  3. by   offlabel
    It's practice/state specific. For example, CRNA's in some states can write an order for a narcotic under their anesthesia privileges granted by the hospital without a DEA number nor prescriptive authority. Some hospitals like mine, as a requirement of receiving privileges, require a DEA number and therefore state prescriptive authority. These two conditions may exist in the same state.

    Sounds like a question for your state BOP.
  4. by   casias12
    Trying to understand your question.

    1) You are in a state that requires collaboration or supervision
    2) Your physician/physicians does/do not want to cover you for writing controlled substances despite being granted the privilege by your state
    3) There is some confusion about how to write this script for a patient.

    My answers:
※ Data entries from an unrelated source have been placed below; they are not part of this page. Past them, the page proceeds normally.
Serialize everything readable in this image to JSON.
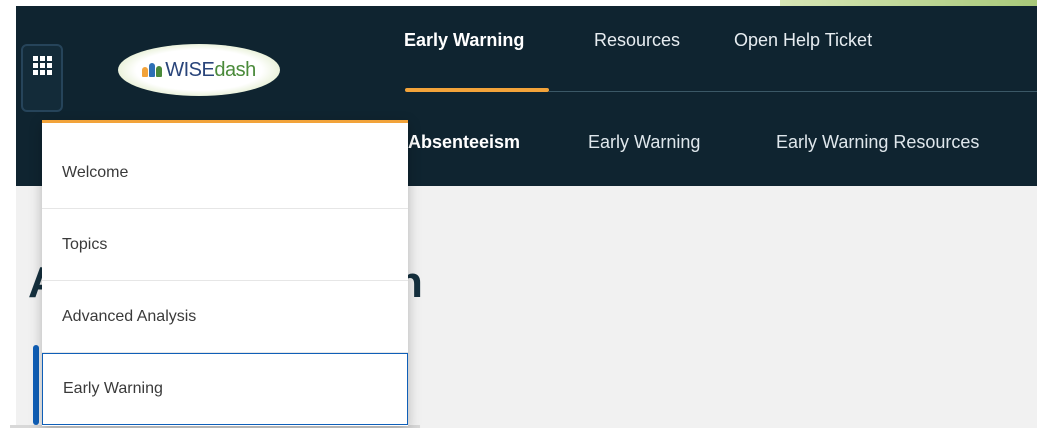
{
  "colors": {
    "header_bg": "#0f2430",
    "accent_orange": "#f2a33a",
    "selected_blue": "#0f5fb8",
    "content_bg": "#f1f1f1"
  },
  "header": {
    "apps_icon": "grid-icon",
    "logo_text_main": "WISE",
    "logo_text_accent": "dash",
    "nav": [
      {
        "label": "Early Warning",
        "active": true
      },
      {
        "label": "Resources",
        "active": false
      },
      {
        "label": "Open Help Ticket",
        "active": false
      }
    ]
  },
  "subnav": [
    {
      "label": "Absenteeism",
      "active": true
    },
    {
      "label": "Early Warning",
      "active": false
    },
    {
      "label": "Early Warning Resources",
      "active": false
    }
  ],
  "page": {
    "title_fragment_left": "A",
    "title_fragment_right": "n"
  },
  "app_menu": {
    "items": [
      {
        "label": "Welcome",
        "selected": false
      },
      {
        "label": "Topics",
        "selected": false
      },
      {
        "label": "Advanced Analysis",
        "selected": false
      },
      {
        "label": "Early Warning",
        "selected": true
      }
    ]
  }
}
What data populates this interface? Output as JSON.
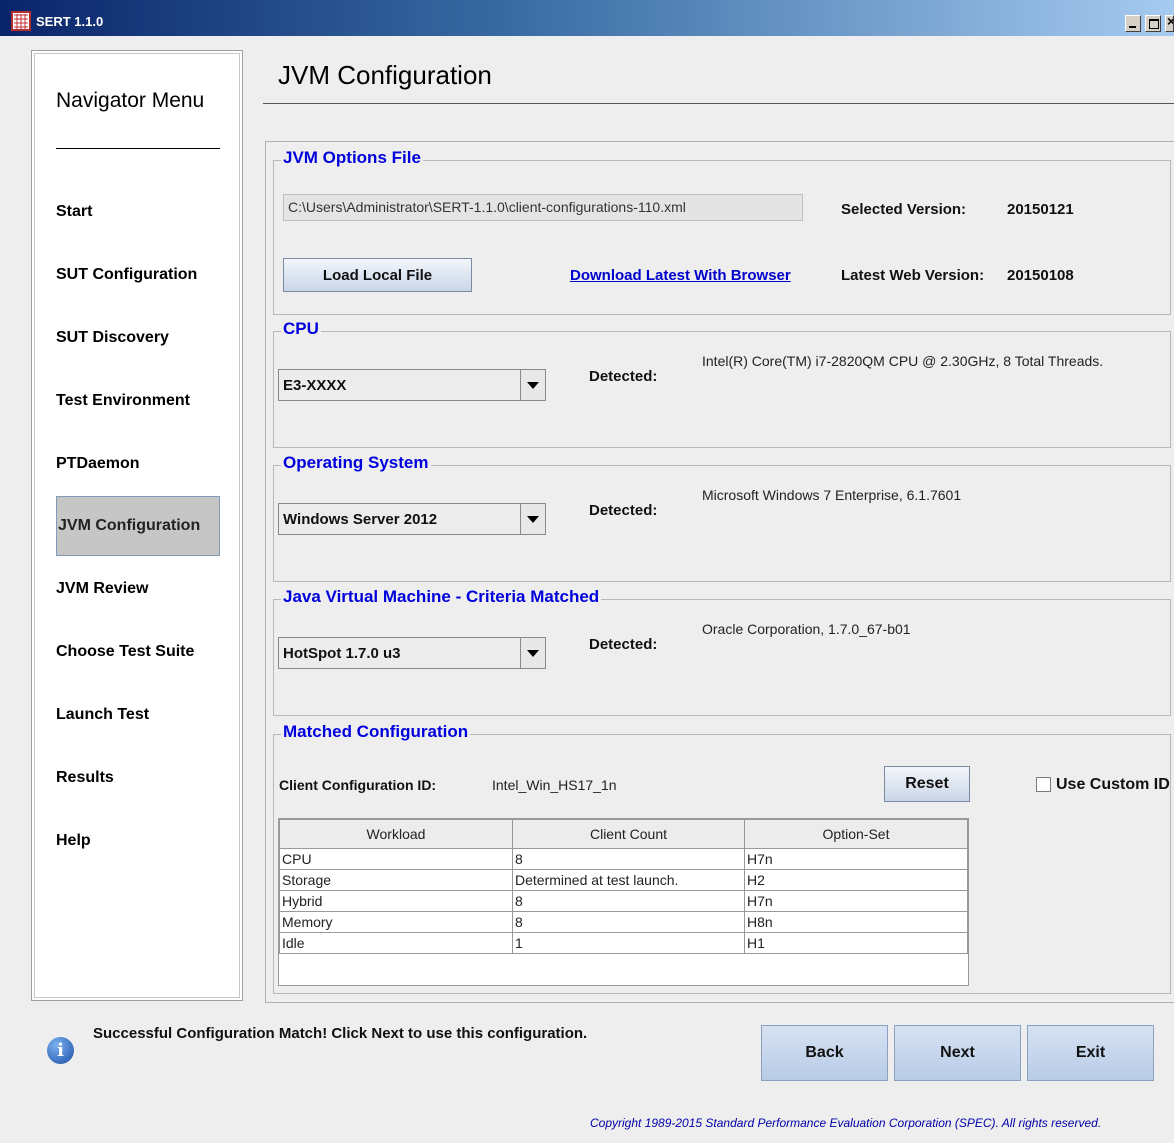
{
  "window": {
    "title": "SERT 1.1.0"
  },
  "nav": {
    "title": "Navigator Menu",
    "items": [
      {
        "label": "Start"
      },
      {
        "label": "SUT Configuration"
      },
      {
        "label": "SUT Discovery"
      },
      {
        "label": "Test Environment"
      },
      {
        "label": "PTDaemon"
      },
      {
        "label": "JVM Configuration",
        "active": true
      },
      {
        "label": "JVM Review"
      },
      {
        "label": "Choose Test Suite"
      },
      {
        "label": "Launch Test"
      },
      {
        "label": "Results"
      },
      {
        "label": "Help"
      }
    ]
  },
  "page": {
    "title": "JVM Configuration"
  },
  "options_file": {
    "title": "JVM Options File",
    "path": "C:\\Users\\Administrator\\SERT-1.1.0\\client-configurations-110.xml",
    "selected_version_label": "Selected Version:",
    "selected_version": "20150121",
    "load_button": "Load Local File",
    "download_link": "Download Latest With Browser",
    "latest_version_label": "Latest Web Version:",
    "latest_version": "20150108"
  },
  "cpu": {
    "title": "CPU",
    "selected": "E3-XXXX",
    "detected_label": "Detected:",
    "detected": "Intel(R) Core(TM) i7-2820QM CPU @ 2.30GHz, 8 Total Threads."
  },
  "os": {
    "title": "Operating System",
    "selected": "Windows Server 2012",
    "detected_label": "Detected:",
    "detected": "Microsoft Windows 7 Enterprise, 6.1.7601"
  },
  "jvm": {
    "title": "Java Virtual Machine - Criteria Matched",
    "selected": "HotSpot 1.7.0 u3",
    "detected_label": "Detected:",
    "detected": "Oracle Corporation, 1.7.0_67-b01"
  },
  "matched": {
    "title": "Matched Configuration",
    "client_id_label": "Client Configuration ID:",
    "client_id": "Intel_Win_HS17_1n",
    "reset_button": "Reset",
    "custom_id_label": "Use Custom ID",
    "custom_id_checked": false,
    "table": {
      "columns": [
        "Workload",
        "Client Count",
        "Option-Set"
      ],
      "rows": [
        [
          "CPU",
          "8",
          "H7n"
        ],
        [
          "Storage",
          "Determined at test launch.",
          "H2"
        ],
        [
          "Hybrid",
          "8",
          "H7n"
        ],
        [
          "Memory",
          "8",
          "H8n"
        ],
        [
          "Idle",
          "1",
          "H1"
        ]
      ]
    }
  },
  "status": {
    "message": "Successful Configuration Match! Click Next to use this configuration.",
    "icon": "info-icon"
  },
  "buttons": {
    "back": "Back",
    "next": "Next",
    "exit": "Exit"
  },
  "copyright": "Copyright 1989-2015 Standard Performance Evaluation Corporation (SPEC). All rights reserved."
}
    1) You cannot be stopped from obtaining a DEA certification, unless your state requires your collaborating/supervising physician to authorize your ability to prescribe. In Florida, I don't have to have an authorization to prescribe issued by the state. After January 1, 2016, I will be able to apply for the DEA certification on the DEA website, and pay $731 for 3 years.

    2) Your collaborating/supervising physician can grant you whatever scope of practice they will grant you. They are in charge of what they will cover you for. That is on your agreement with them, and is usually sent to the state BON for record-keeping. For example. I have 3 different supervising physicians for 3 different jobs that I do. Each is different, with regards to what they will cover me for. I will have a DEA number, but I can't use my DEA number to prescribe pain medications to patients I visit for wound care. That physician has decided we don't need that in our scope of practice.

    3) "if this Rx is signed by x, x , or x (which are NP in the group practice) it is authorized by the MD." If I understand this correctly, they are telling you to sign these scripts, and granting authorization to you. They can't do that. Either you have a DEA number, and write the script within the bounds of the state requirements for you as the prescriber, or you write it out, and they sign it under their bounds as a prescriber. Be careful with pre-signed scripts, because using them will send you to jail.

    Hope this helps.
  5. by   BostonFNP
    I would bail out of that practice ASAP, to be honest.

    You absolutely can not sign a script that has another providers DEA number on it; if a pharmacist catches it and reports if you will lose your license.